→ Task item:
The lines you return should be those containing the string "checklist", taken from the data below.

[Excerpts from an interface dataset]

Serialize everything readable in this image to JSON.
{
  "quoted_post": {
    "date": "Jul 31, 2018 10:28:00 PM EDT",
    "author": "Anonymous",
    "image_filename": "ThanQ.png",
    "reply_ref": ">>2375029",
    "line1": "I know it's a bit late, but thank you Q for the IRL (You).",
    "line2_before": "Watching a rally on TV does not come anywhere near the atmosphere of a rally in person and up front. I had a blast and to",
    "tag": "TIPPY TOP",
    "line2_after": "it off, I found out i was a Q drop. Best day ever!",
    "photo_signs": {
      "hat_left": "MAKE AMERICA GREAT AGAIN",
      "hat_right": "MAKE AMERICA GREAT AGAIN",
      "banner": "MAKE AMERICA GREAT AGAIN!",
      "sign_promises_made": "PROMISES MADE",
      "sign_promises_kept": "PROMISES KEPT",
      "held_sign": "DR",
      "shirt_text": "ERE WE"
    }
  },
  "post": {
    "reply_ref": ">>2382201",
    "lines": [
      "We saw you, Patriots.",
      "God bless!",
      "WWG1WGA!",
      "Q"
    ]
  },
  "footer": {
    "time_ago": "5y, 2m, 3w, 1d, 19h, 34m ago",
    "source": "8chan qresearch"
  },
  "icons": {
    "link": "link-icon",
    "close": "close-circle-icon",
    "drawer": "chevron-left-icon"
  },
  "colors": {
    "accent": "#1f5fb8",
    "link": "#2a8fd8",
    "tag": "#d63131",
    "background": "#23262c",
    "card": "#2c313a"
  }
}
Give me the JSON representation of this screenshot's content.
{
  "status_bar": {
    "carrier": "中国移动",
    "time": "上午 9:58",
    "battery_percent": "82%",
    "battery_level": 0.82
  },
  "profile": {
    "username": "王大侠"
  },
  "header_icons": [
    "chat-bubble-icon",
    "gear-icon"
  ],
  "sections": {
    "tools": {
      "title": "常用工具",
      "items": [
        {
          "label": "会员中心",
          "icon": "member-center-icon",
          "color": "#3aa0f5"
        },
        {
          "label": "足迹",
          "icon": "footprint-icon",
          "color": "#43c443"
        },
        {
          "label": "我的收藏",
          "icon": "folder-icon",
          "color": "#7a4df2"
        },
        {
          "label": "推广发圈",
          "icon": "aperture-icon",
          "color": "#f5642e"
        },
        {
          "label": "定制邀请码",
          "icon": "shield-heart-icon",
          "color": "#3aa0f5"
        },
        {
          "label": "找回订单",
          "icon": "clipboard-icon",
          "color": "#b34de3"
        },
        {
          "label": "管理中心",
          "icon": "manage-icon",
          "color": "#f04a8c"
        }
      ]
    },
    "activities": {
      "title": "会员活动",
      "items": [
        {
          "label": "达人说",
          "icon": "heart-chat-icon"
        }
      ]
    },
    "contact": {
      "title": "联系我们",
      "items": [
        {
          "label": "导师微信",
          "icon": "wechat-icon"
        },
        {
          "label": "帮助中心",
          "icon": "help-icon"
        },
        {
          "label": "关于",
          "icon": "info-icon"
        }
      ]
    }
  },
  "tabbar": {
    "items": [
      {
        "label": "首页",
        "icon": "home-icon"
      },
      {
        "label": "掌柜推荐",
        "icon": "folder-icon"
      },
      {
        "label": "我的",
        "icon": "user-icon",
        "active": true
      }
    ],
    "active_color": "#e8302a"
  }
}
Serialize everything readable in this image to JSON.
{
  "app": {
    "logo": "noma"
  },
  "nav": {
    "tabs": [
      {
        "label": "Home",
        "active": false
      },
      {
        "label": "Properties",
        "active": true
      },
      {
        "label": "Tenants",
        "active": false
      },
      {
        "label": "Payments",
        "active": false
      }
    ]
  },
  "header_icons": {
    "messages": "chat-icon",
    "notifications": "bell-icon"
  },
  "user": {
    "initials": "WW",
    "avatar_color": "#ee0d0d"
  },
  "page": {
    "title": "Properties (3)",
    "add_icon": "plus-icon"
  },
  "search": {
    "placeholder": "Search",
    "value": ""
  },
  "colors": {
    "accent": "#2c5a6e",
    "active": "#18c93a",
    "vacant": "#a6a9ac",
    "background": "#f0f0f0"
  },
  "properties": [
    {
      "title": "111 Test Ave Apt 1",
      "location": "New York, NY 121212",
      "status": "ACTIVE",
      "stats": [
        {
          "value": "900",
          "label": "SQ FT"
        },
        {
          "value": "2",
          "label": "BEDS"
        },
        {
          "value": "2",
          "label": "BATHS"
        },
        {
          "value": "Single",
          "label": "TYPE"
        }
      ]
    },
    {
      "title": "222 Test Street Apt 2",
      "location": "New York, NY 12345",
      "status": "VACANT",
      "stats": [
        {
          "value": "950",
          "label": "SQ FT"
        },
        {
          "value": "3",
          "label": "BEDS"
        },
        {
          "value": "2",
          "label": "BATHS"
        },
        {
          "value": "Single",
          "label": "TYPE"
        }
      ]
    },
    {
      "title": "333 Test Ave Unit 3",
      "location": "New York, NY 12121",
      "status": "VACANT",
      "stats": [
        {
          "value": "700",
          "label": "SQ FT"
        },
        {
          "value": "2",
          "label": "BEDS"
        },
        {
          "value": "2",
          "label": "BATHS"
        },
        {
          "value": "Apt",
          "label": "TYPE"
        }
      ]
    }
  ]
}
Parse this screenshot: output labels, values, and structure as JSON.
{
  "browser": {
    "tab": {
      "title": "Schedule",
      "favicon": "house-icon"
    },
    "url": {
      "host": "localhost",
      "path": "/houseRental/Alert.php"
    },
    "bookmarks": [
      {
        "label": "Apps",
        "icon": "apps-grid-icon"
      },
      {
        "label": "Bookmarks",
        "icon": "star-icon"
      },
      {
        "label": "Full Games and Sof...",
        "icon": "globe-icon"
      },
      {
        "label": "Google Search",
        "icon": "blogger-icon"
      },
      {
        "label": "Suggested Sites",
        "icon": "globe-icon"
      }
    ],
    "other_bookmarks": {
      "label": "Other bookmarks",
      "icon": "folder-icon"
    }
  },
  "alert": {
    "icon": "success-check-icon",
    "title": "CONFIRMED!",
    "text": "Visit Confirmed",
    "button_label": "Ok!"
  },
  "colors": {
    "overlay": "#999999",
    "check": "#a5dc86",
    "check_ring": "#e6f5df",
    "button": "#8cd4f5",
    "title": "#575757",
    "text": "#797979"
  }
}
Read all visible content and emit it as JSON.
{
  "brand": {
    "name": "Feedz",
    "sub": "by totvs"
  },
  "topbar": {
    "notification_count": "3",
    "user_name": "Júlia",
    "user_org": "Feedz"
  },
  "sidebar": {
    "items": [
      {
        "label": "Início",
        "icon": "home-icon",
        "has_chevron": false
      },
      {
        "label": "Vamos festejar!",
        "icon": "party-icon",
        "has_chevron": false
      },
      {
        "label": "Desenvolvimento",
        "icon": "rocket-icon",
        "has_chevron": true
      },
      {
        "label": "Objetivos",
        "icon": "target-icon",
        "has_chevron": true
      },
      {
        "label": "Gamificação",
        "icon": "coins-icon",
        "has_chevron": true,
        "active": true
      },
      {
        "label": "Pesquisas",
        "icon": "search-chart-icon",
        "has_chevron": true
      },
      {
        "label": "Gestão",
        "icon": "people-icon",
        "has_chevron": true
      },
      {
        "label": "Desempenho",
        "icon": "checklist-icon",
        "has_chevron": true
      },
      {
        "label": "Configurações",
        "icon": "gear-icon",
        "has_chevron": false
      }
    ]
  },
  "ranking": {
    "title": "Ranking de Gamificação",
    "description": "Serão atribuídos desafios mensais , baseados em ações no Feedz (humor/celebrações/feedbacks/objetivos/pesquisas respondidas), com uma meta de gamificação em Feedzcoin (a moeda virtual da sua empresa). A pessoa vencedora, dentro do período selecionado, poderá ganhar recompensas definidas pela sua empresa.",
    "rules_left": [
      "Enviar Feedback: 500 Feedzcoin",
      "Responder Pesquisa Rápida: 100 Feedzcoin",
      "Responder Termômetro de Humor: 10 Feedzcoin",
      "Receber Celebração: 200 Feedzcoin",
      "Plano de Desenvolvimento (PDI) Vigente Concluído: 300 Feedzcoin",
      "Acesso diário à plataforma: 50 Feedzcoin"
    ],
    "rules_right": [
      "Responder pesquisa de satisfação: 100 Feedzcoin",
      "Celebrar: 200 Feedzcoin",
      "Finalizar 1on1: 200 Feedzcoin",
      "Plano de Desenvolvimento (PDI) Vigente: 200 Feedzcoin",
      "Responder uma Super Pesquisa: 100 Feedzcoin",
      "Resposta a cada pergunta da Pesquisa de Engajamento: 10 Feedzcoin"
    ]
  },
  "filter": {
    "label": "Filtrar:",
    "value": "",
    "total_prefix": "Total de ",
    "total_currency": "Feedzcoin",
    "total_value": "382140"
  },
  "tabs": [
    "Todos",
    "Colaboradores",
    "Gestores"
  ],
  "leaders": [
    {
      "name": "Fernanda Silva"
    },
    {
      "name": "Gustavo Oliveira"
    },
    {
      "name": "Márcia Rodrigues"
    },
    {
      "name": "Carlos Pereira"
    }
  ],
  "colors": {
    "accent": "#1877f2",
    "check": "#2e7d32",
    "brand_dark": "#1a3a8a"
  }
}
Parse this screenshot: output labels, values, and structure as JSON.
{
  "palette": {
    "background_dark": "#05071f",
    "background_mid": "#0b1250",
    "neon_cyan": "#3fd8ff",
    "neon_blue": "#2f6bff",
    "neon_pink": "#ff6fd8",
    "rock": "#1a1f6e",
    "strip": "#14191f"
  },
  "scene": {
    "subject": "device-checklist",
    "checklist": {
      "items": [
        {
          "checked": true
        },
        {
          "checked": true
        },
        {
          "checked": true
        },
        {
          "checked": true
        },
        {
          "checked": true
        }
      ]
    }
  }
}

→ Output below:
        "icon": "checklist-icon",
    "subject": "device-checklist",
    "checklist": {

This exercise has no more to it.